:: Exercise requirements ::
For each line below that holds the word "label", make a copy.

Data for review Start Marker

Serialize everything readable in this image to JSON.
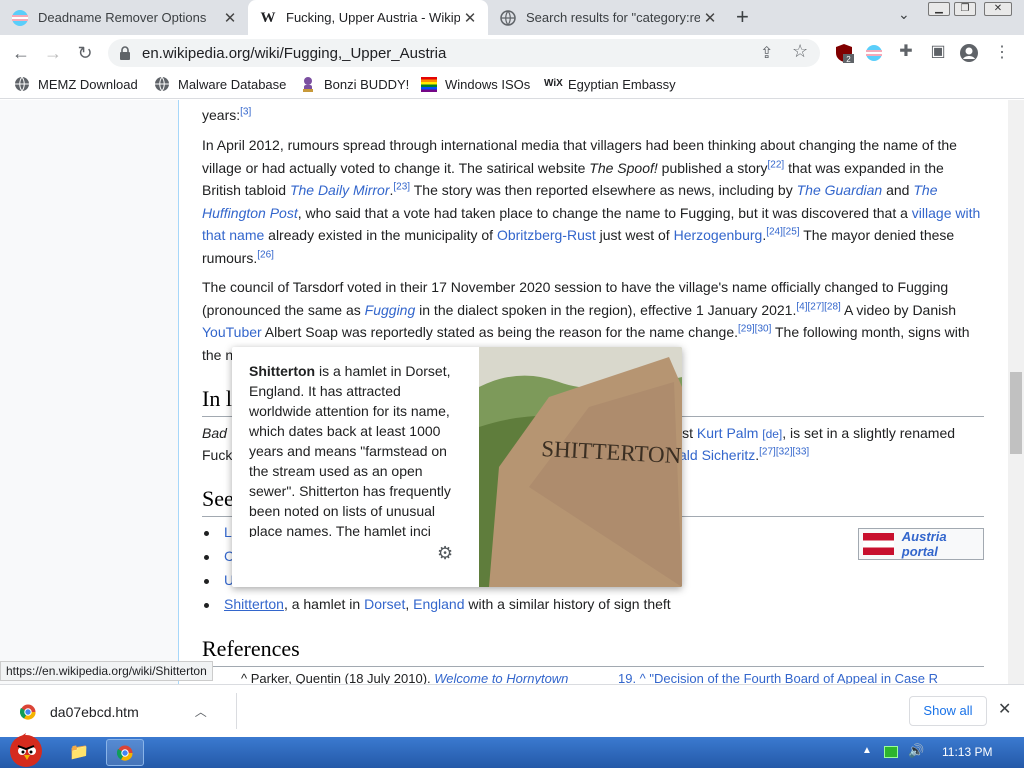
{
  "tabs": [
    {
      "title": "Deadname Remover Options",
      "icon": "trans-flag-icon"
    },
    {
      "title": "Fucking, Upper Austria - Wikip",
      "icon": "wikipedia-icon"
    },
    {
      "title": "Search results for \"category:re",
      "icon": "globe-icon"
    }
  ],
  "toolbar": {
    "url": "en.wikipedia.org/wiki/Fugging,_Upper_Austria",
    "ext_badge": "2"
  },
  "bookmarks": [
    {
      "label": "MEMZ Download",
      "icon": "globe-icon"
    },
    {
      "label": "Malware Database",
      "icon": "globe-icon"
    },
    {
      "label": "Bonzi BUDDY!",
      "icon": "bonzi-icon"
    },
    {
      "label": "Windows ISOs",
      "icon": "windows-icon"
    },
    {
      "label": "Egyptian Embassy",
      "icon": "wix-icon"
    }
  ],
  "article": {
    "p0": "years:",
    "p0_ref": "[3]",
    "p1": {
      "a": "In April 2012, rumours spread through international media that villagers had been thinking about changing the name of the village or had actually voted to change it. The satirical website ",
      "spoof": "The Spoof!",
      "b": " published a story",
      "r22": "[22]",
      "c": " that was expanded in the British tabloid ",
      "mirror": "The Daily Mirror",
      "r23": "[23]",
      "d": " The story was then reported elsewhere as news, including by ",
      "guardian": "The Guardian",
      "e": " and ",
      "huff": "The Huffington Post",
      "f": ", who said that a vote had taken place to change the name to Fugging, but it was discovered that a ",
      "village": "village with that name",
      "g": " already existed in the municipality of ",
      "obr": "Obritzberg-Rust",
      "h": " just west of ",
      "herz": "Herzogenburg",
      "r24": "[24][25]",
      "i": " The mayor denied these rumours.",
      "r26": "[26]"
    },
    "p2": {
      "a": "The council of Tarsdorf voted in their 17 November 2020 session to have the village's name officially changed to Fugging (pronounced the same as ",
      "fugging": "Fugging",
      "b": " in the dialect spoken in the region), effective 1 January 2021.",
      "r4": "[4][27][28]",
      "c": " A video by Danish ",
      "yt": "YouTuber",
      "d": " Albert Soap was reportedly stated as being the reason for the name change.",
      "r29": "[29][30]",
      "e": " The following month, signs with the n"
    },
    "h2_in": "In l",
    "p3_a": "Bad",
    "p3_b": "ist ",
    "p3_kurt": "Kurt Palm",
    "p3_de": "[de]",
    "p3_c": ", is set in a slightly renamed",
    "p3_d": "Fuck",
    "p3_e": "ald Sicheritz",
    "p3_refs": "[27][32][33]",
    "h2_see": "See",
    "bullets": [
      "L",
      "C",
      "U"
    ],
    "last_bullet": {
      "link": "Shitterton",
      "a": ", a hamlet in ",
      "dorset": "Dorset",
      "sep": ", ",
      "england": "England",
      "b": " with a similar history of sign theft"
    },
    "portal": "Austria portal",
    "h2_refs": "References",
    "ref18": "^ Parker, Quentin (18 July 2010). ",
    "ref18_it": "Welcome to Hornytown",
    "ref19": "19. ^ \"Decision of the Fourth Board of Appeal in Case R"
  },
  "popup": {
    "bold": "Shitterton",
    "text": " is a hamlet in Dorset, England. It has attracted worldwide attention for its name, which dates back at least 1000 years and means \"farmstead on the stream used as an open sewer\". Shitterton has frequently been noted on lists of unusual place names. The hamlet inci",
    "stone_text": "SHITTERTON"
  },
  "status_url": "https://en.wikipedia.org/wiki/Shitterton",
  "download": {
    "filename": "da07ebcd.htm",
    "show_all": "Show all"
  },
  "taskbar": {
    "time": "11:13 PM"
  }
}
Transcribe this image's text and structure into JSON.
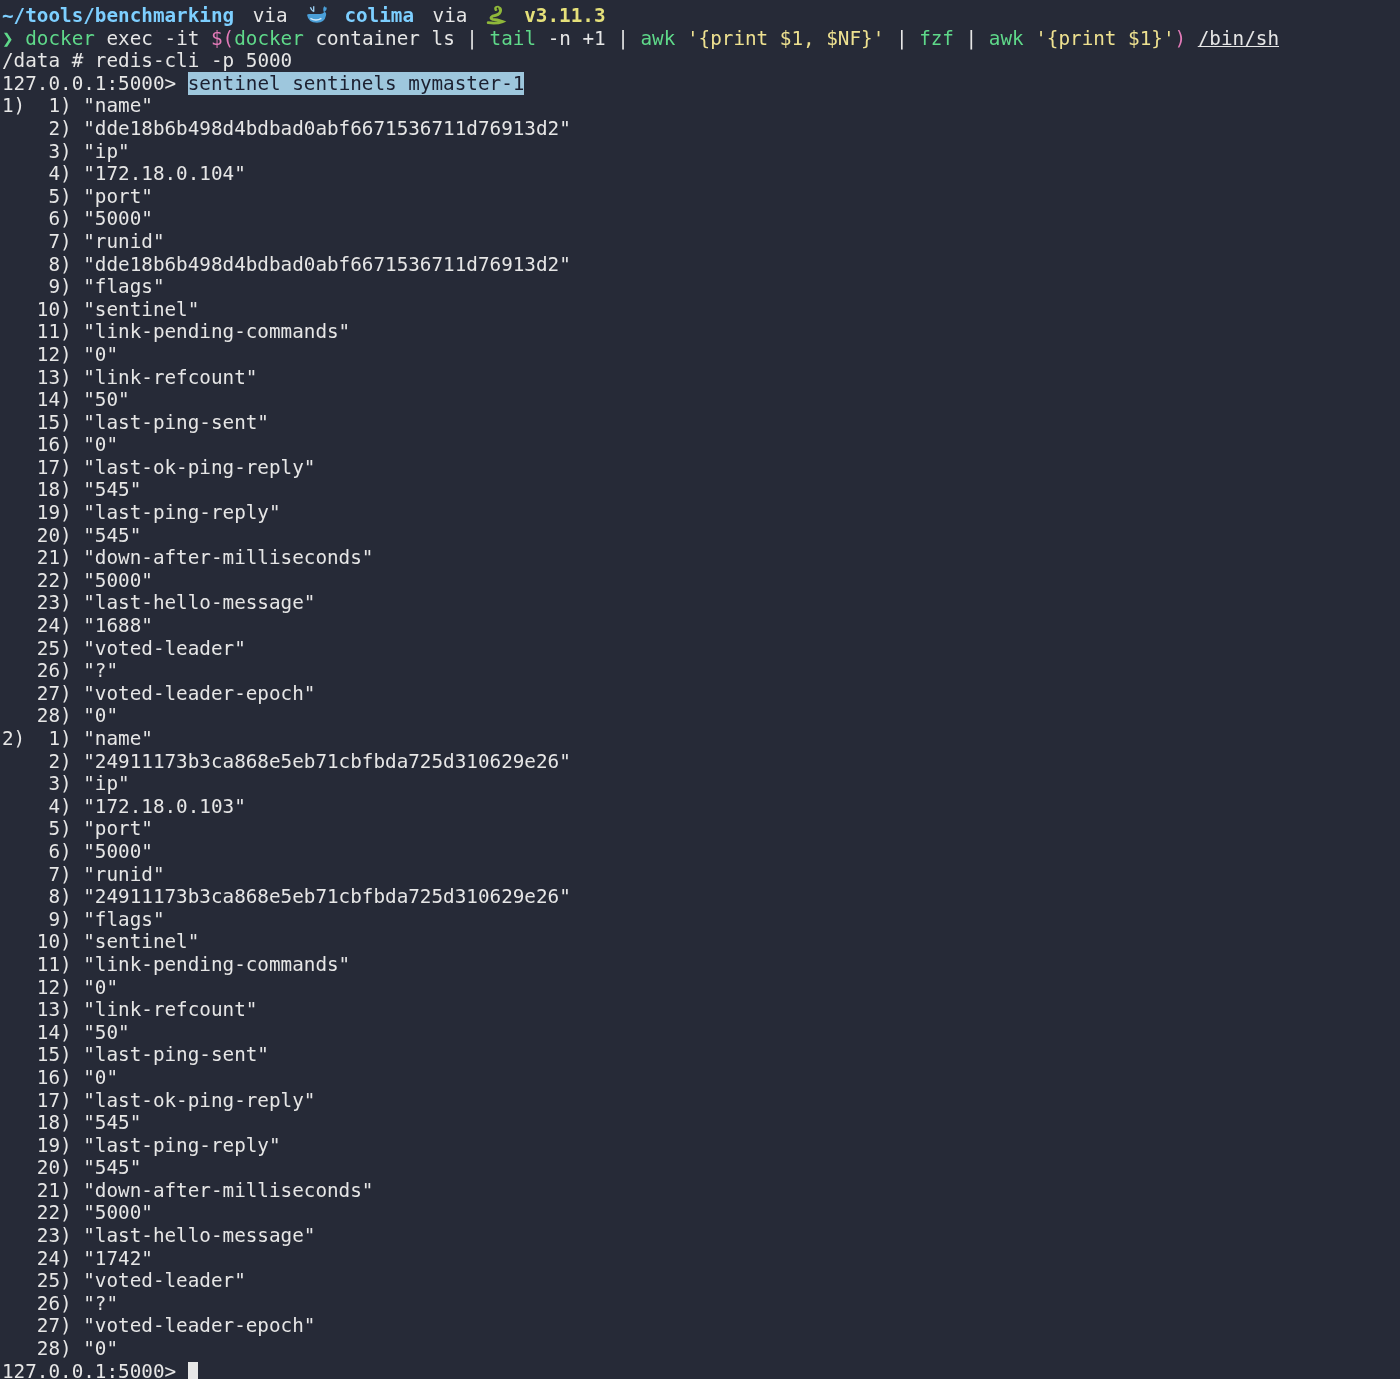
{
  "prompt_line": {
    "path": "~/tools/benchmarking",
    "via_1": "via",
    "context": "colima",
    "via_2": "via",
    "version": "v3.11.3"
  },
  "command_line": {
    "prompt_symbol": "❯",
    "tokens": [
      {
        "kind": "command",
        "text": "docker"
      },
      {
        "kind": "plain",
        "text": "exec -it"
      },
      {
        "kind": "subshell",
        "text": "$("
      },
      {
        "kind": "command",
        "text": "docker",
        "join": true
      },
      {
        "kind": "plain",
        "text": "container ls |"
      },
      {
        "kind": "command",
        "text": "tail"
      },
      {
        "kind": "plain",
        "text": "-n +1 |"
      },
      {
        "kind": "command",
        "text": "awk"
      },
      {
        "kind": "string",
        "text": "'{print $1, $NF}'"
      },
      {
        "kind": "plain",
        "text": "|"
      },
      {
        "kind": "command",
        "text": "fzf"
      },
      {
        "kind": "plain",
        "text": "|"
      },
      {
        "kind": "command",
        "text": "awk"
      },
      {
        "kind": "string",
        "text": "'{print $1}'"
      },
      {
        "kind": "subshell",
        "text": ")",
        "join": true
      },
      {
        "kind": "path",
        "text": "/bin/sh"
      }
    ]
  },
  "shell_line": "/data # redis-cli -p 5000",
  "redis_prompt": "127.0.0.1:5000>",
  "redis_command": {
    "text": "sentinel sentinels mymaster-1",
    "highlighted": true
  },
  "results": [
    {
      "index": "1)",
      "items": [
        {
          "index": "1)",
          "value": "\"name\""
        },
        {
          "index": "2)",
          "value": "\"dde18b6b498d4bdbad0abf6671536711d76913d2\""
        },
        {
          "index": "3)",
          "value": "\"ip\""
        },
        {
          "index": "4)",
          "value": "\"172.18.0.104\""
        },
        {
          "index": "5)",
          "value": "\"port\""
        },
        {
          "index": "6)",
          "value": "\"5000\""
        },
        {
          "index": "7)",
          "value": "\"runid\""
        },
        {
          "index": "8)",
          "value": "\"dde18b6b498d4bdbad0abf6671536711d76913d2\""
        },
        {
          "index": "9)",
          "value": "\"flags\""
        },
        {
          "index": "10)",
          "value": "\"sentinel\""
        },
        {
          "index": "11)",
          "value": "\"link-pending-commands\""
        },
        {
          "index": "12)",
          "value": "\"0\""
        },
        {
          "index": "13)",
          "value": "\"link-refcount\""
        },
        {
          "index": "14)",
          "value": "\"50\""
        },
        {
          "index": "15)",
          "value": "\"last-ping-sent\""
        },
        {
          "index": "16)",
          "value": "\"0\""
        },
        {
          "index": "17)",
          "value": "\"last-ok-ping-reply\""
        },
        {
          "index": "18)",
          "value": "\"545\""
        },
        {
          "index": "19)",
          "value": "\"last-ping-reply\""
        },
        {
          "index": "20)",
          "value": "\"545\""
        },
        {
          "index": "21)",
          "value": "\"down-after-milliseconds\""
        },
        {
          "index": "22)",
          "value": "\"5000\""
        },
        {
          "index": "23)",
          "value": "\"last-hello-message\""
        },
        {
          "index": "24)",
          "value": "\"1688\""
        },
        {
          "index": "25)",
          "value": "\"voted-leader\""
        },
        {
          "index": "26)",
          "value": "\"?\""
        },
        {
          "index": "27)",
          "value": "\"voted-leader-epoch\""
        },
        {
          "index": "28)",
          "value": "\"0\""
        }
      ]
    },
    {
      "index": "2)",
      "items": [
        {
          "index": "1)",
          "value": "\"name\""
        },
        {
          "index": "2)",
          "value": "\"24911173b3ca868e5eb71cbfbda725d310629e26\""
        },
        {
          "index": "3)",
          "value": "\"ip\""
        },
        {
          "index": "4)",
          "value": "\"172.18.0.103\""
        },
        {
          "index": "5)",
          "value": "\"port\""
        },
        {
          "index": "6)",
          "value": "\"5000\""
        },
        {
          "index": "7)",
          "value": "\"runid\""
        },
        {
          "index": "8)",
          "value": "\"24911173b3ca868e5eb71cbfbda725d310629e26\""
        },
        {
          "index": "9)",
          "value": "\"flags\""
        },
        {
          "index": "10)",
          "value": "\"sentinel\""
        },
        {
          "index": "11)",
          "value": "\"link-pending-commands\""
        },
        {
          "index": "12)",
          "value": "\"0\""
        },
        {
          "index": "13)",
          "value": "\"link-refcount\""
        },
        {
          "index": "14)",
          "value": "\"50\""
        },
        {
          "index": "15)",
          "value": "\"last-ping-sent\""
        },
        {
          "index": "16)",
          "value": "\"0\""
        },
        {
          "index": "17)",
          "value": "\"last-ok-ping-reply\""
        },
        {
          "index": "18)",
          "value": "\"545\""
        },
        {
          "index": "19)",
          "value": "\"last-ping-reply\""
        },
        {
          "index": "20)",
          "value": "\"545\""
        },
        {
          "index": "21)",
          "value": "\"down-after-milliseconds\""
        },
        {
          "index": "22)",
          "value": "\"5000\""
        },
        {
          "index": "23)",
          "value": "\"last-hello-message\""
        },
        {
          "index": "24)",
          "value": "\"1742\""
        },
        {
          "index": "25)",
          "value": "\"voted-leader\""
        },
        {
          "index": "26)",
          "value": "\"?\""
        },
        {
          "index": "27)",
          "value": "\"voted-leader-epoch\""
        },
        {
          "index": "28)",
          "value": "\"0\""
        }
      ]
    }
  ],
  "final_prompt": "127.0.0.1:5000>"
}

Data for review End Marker

:: Your response ::
      "label": "MEMZ Download",
      "label": "Malware Database",
      "label": "Bonzi BUDDY!",
      "label": "Windows ISOs",
      "label": "Egyptian Embassy",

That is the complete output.